'''

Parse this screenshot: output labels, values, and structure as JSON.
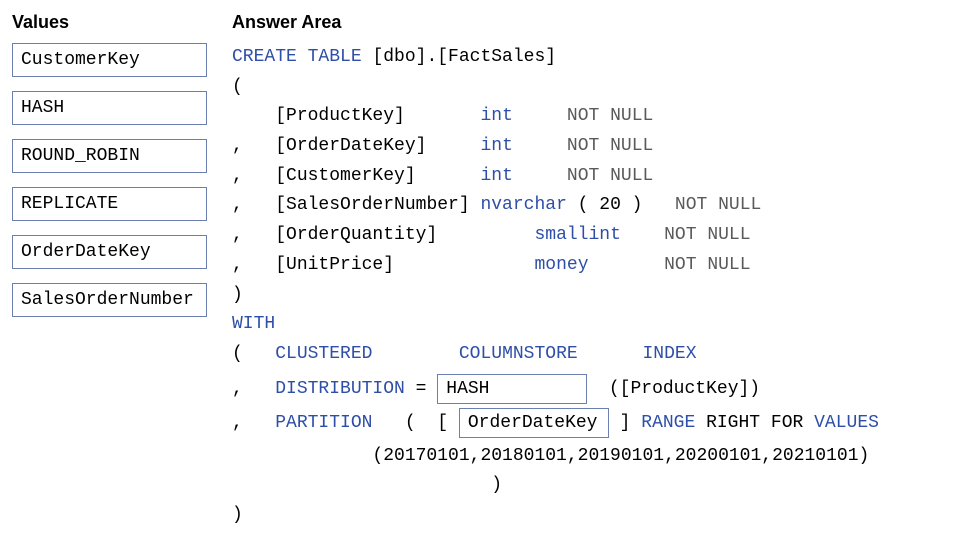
{
  "values_panel": {
    "title": "Values",
    "items": [
      {
        "label": "CustomerKey"
      },
      {
        "label": "HASH"
      },
      {
        "label": "ROUND_ROBIN"
      },
      {
        "label": "REPLICATE"
      },
      {
        "label": "OrderDateKey"
      },
      {
        "label": "SalesOrderNumber"
      }
    ]
  },
  "answer_panel": {
    "title": "Answer Area",
    "create1_kw": "CREATE TABLE ",
    "create1_obj": "[dbo].[FactSales]",
    "open_paren": "(",
    "col_prod_pre": "    ",
    "col_prod_name": "[ProductKey]",
    "col_prod_gap": "       ",
    "col_prod_type": "int",
    "col_prod_gap2": "     ",
    "col_prod_null": "NOT NULL",
    "col_odk_pre": ",   ",
    "col_odk_name": "[OrderDateKey]",
    "col_odk_gap": "     ",
    "col_odk_type": "int",
    "col_odk_gap2": "     ",
    "col_odk_null": "NOT NULL",
    "col_cust_pre": ",   ",
    "col_cust_name": "[CustomerKey]",
    "col_cust_gap": "      ",
    "col_cust_type": "int",
    "col_cust_gap2": "     ",
    "col_cust_null": "NOT NULL",
    "col_son_pre": ",   ",
    "col_son_name": "[SalesOrderNumber] ",
    "col_son_type": "nvarchar ",
    "col_son_paren": "( 20 )   ",
    "col_son_null": "NOT NULL",
    "col_qty_pre": ",   ",
    "col_qty_name": "[OrderQuantity]",
    "col_qty_gap": "         ",
    "col_qty_type": "smallint",
    "col_qty_gap2": "    ",
    "col_qty_null": "NOT NULL",
    "col_price_pre": ",   ",
    "col_price_name": "[UnitPrice]",
    "col_price_gap": "             ",
    "col_price_type": "money",
    "col_price_gap2": "       ",
    "col_price_null": "NOT NULL",
    "close_paren": ")",
    "with_kw": "WITH",
    "cci_open": "(   ",
    "cci_clustered": "CLUSTERED        ",
    "cci_columnstore": "COLUMNSTORE      ",
    "cci_index": "INDEX",
    "dist_pre": ",   ",
    "dist_kw": "DISTRIBUTION ",
    "dist_eq": "= ",
    "dist_drop": "HASH",
    "dist_post": "  ([ProductKey])",
    "part_pre": ",   ",
    "part_kw": "PARTITION   ",
    "part_open": "(  [ ",
    "part_drop": "OrderDateKey",
    "part_close": " ] ",
    "part_range": "RANGE ",
    "part_right": "RIGHT ",
    "part_for": "FOR ",
    "part_values": "VALUES",
    "part_list": "             (20170101,20180101,20190101,20200101,20210101)",
    "part_innerclose": "                        )",
    "final_close": ")"
  }
}
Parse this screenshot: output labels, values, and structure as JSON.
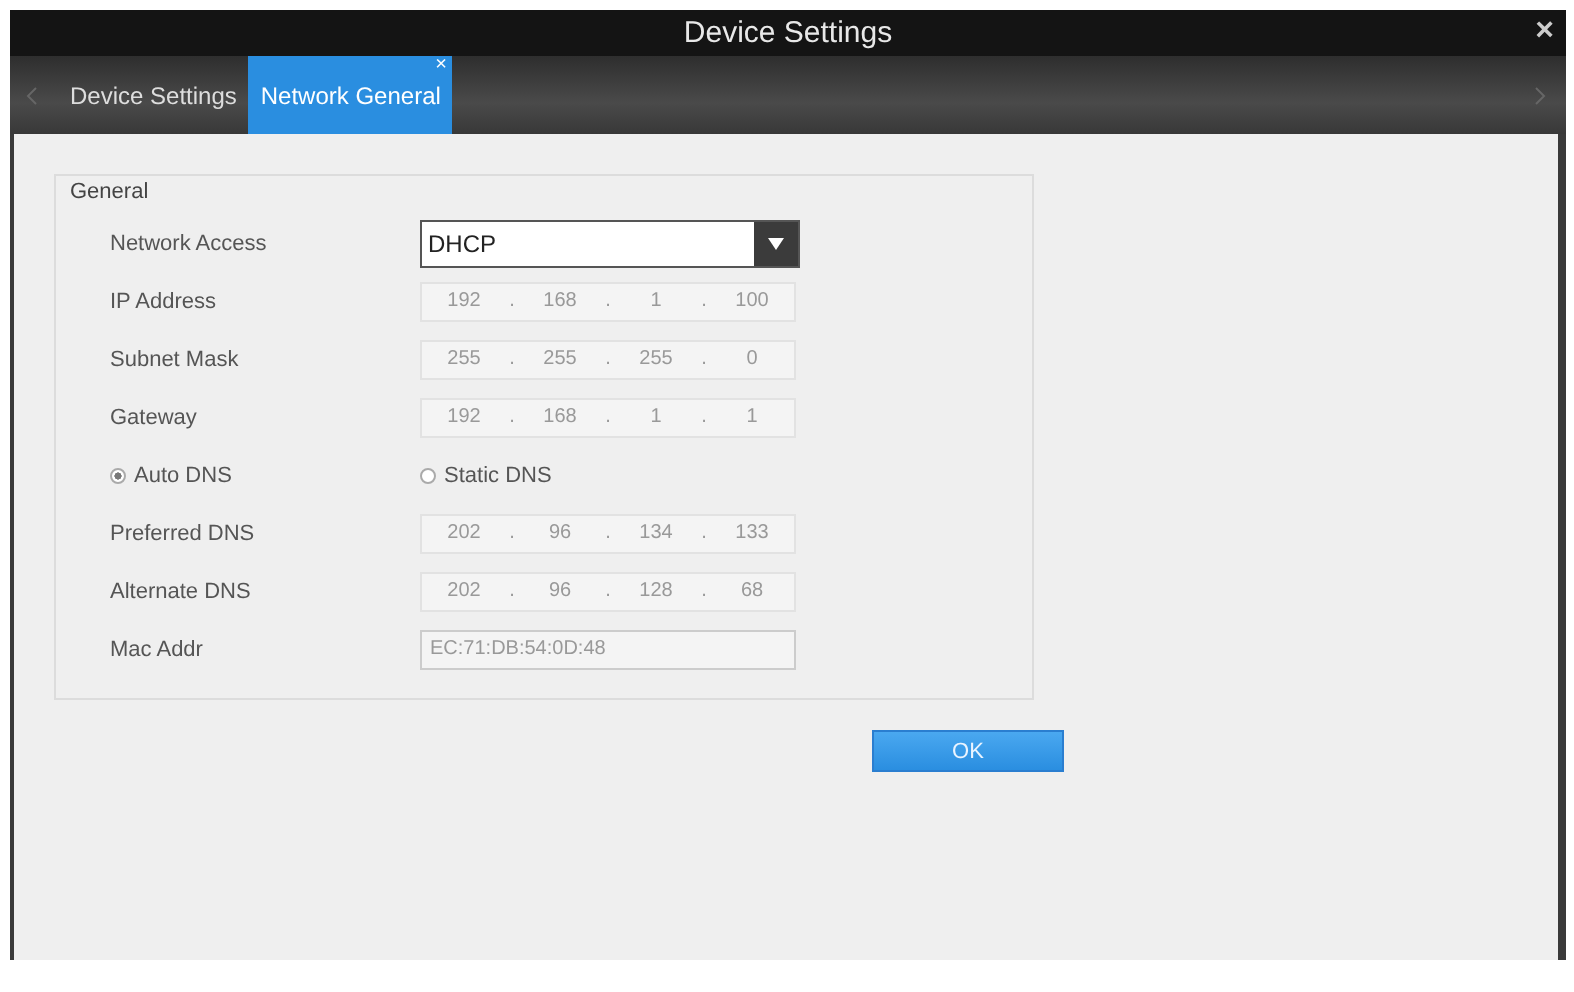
{
  "window": {
    "title": "Device Settings",
    "close": "×"
  },
  "tabs": [
    {
      "label": "Device Settings",
      "selected": false,
      "closable": false
    },
    {
      "label": "Network General",
      "selected": true,
      "closable": true
    }
  ],
  "tab_close": "×",
  "group": {
    "title": "General"
  },
  "rows": [
    {
      "kind": "select",
      "label": "Network Access",
      "value": "DHCP"
    },
    {
      "kind": "ip",
      "label": "IP Address",
      "octets": [
        "192",
        "168",
        "1",
        "100"
      ],
      "disabled": true
    },
    {
      "kind": "ip",
      "label": "Subnet Mask",
      "octets": [
        "255",
        "255",
        "255",
        "0"
      ],
      "disabled": true
    },
    {
      "kind": "ip",
      "label": "Gateway",
      "octets": [
        "192",
        "168",
        "1",
        "1"
      ],
      "disabled": true
    },
    {
      "kind": "radio",
      "options": [
        {
          "label": "Auto DNS",
          "selected": true
        },
        {
          "label": "Static DNS",
          "selected": false
        }
      ]
    },
    {
      "kind": "ip",
      "label": "Preferred DNS",
      "octets": [
        "202",
        "96",
        "134",
        "133"
      ],
      "disabled": true
    },
    {
      "kind": "ip",
      "label": "Alternate DNS",
      "octets": [
        "202",
        "96",
        "128",
        "68"
      ],
      "disabled": true
    },
    {
      "kind": "text",
      "label": "Mac Addr",
      "value": "EC:71:DB:54:0D:48",
      "disabled": true
    }
  ],
  "ip_separator": ".",
  "ok_button": "OK"
}
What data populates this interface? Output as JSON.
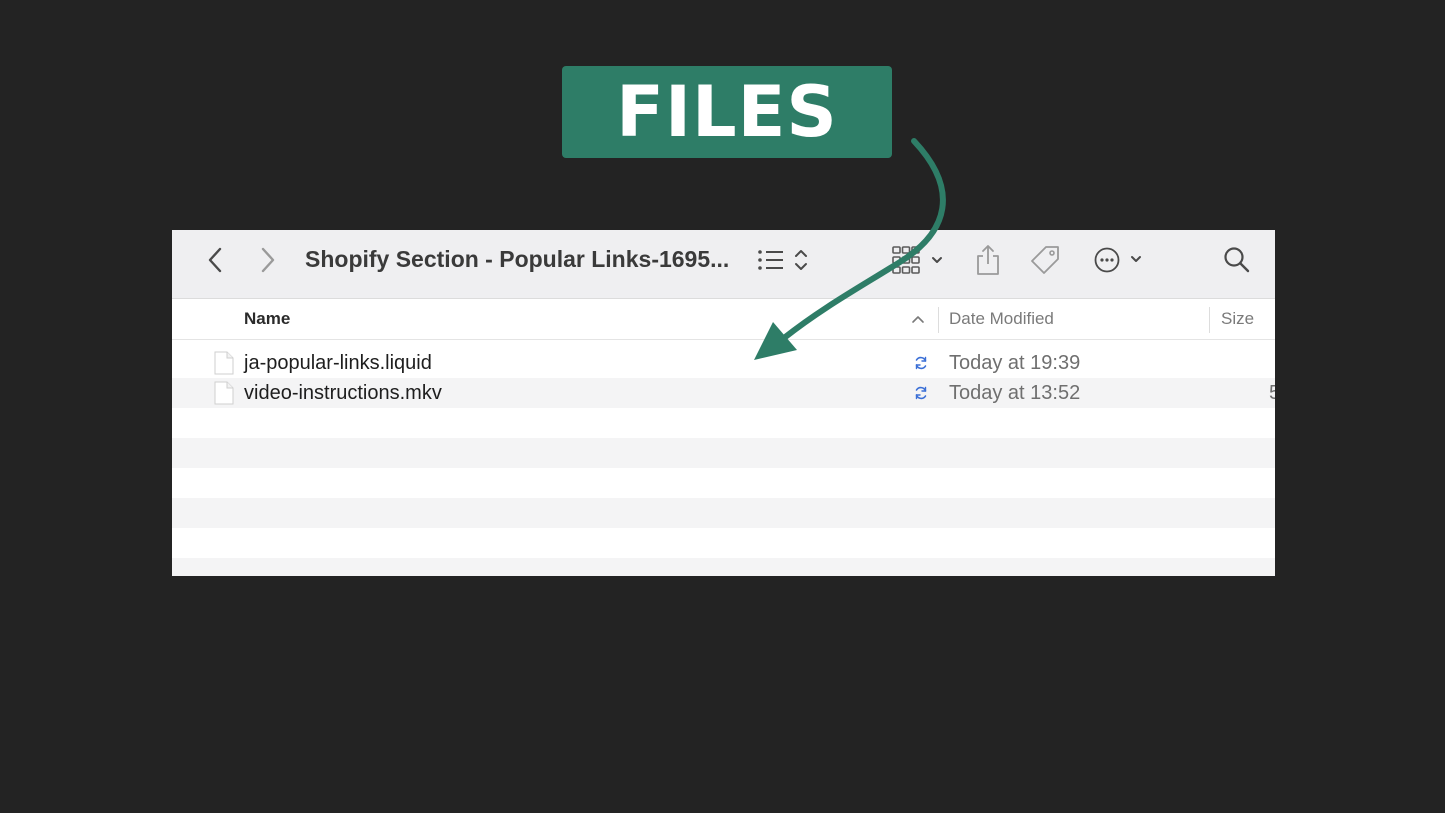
{
  "callout": {
    "label": "FILES",
    "color": "#2e7d67"
  },
  "window": {
    "title": "Shopify Section - Popular Links-1695...",
    "toolbar": {
      "icons": [
        "chevron-left-icon",
        "chevron-right-icon",
        "list-view-icon",
        "grid-view-icon",
        "share-icon",
        "tag-icon",
        "more-icon",
        "search-icon"
      ]
    }
  },
  "columns": {
    "name": "Name",
    "date_modified": "Date Modified",
    "size": "Size"
  },
  "files": [
    {
      "name": "ja-popular-links.liquid",
      "date": "Today at 19:39",
      "size": ""
    },
    {
      "name": "video-instructions.mkv",
      "date": "Today at 13:52",
      "size": "5"
    }
  ]
}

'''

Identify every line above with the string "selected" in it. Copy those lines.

      "selected": false,
      "selected": true,
          "selected": true
          "selected": false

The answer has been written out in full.